What is being asked →
All lines of the records below that contain the word "content" must be listed.

Material provided →
* * *

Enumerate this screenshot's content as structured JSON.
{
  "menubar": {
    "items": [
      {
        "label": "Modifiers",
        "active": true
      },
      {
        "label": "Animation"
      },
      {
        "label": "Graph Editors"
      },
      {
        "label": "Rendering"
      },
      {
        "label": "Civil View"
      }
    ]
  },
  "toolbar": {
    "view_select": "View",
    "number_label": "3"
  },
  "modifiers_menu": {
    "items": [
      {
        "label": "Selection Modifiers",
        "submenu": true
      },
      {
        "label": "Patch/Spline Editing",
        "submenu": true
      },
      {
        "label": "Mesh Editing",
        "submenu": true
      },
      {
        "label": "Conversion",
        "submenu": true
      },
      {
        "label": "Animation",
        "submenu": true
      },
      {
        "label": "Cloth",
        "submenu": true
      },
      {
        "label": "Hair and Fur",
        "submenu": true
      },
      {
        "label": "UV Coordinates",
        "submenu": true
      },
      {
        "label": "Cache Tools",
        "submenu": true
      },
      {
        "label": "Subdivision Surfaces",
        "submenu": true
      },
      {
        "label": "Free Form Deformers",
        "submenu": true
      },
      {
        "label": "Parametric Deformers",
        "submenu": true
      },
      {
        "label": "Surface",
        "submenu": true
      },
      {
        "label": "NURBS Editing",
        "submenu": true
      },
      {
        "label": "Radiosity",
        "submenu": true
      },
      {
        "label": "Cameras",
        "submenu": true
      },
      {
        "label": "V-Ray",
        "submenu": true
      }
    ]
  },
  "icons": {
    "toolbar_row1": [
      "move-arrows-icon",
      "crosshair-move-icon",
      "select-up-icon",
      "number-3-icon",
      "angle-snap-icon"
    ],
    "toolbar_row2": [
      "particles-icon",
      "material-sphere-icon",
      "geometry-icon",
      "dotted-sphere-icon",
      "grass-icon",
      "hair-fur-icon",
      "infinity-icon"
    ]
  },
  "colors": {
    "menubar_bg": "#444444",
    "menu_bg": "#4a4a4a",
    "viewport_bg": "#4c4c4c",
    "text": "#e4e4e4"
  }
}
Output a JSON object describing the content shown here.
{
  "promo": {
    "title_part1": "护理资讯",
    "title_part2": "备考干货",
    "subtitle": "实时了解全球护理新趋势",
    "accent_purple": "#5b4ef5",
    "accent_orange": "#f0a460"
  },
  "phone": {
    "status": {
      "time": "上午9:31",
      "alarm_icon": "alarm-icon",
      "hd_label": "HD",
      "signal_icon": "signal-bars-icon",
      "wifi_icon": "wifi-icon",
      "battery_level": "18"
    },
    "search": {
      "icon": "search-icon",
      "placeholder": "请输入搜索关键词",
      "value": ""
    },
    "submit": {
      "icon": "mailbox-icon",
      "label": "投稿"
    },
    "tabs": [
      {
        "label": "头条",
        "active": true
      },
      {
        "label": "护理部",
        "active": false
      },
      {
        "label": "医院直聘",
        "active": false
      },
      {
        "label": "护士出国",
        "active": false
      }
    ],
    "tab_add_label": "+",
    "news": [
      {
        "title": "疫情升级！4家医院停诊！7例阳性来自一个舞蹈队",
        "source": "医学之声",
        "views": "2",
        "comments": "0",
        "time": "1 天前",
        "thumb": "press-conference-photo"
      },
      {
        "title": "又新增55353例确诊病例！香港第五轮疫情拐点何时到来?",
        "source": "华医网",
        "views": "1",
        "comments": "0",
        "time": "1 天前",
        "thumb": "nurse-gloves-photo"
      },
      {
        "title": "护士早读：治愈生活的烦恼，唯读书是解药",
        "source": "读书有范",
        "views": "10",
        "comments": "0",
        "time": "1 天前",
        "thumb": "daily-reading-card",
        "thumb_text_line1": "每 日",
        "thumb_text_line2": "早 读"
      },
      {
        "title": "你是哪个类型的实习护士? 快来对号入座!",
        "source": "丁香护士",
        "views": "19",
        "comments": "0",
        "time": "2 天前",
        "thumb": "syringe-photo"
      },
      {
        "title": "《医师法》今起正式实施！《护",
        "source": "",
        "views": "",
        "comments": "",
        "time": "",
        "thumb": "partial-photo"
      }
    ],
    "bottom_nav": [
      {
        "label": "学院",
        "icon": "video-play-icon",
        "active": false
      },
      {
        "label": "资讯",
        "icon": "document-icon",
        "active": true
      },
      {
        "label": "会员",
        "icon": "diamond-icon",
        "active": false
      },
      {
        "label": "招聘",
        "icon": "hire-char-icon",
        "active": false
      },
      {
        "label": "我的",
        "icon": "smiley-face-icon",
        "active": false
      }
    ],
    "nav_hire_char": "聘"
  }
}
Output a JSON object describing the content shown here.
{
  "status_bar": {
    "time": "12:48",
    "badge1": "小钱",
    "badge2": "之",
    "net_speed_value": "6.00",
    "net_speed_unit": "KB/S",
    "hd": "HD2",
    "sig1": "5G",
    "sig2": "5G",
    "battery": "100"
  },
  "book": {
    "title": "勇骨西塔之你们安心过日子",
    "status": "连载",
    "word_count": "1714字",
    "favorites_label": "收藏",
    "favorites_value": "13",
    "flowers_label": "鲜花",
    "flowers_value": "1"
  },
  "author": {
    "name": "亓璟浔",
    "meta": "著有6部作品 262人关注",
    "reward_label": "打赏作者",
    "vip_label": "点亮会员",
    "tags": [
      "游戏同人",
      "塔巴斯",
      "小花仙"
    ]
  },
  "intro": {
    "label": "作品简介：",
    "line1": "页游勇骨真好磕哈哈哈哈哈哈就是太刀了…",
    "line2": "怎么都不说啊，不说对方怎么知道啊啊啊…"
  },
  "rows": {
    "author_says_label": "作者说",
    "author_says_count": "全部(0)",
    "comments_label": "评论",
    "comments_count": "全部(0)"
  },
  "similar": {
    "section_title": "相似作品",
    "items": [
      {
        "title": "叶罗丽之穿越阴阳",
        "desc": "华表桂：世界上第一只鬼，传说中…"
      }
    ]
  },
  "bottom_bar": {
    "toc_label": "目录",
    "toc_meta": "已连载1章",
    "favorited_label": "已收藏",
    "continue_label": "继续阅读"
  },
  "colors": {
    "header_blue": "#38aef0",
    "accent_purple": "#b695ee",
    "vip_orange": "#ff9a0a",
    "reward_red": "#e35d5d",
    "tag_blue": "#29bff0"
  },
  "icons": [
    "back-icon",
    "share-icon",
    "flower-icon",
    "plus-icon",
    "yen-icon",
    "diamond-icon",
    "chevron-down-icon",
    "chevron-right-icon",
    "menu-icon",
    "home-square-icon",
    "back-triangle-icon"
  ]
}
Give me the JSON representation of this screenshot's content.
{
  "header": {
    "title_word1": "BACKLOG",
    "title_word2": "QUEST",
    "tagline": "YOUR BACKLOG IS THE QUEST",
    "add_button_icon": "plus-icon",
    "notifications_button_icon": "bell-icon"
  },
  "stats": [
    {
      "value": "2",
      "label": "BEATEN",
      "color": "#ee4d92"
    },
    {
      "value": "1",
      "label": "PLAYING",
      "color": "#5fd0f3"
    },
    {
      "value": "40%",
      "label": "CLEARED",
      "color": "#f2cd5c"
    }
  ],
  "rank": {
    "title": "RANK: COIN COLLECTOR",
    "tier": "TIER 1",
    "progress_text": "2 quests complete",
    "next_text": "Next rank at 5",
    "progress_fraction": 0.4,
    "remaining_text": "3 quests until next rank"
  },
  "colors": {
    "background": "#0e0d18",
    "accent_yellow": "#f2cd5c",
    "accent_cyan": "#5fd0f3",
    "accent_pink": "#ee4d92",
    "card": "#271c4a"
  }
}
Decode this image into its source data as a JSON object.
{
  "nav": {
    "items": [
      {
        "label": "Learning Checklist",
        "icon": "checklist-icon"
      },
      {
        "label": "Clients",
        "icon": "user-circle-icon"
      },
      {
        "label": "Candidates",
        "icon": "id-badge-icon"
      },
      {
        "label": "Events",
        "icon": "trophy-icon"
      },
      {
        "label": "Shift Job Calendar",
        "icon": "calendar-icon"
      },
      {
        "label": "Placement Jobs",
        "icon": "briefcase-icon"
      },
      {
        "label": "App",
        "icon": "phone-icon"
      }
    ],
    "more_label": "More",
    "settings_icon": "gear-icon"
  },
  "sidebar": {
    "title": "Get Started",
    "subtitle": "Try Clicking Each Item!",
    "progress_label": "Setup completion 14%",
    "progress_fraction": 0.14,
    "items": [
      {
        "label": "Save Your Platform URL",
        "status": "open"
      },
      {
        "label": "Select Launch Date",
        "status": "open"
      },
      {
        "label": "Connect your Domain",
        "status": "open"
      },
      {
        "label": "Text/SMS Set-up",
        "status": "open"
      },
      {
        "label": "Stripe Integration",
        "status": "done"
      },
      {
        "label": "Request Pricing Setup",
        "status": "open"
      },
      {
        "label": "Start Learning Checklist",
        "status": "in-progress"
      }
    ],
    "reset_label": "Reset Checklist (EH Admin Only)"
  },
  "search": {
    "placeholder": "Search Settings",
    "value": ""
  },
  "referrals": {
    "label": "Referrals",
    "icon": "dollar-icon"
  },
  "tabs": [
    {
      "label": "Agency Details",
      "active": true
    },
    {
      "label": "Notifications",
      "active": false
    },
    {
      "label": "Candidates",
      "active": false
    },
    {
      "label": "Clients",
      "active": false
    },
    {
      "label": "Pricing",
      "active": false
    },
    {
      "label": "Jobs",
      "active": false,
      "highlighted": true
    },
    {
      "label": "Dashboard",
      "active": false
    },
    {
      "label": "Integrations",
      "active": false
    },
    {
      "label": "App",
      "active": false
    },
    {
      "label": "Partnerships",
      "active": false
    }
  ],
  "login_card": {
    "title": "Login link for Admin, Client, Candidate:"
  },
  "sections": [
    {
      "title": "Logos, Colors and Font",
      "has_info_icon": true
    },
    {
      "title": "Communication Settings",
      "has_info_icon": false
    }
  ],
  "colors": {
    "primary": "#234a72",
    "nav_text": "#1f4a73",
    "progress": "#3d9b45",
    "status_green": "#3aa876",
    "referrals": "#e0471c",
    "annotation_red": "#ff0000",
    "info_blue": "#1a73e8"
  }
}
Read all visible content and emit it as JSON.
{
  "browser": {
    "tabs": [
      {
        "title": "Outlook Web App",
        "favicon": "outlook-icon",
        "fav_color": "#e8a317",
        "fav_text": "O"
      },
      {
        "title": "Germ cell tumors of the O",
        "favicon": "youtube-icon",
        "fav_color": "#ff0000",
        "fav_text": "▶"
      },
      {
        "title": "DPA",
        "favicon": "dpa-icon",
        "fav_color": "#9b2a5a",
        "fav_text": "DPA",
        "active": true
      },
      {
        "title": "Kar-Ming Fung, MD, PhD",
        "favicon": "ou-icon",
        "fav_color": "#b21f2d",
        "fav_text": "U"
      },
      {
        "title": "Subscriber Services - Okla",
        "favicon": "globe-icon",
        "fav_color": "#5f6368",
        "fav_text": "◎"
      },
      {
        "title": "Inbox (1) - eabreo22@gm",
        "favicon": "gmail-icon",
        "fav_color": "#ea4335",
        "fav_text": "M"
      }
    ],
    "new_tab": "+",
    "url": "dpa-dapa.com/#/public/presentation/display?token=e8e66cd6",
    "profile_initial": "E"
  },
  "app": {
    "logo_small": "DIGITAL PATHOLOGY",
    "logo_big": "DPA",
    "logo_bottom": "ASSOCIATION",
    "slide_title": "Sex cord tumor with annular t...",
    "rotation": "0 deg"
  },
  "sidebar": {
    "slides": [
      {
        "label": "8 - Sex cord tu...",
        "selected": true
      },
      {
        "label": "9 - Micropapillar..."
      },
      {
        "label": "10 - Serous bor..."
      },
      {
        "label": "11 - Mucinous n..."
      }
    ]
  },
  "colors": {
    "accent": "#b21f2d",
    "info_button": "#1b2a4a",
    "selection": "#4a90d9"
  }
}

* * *

Solved problem →
Enumerate this screenshot's content as structured JSON.
Output a JSON object describing the content shown here.
Output a JSON object describing the content shown here.
Give me the JSON representation of this screenshot's content.
Read all visible content and emit it as JSON.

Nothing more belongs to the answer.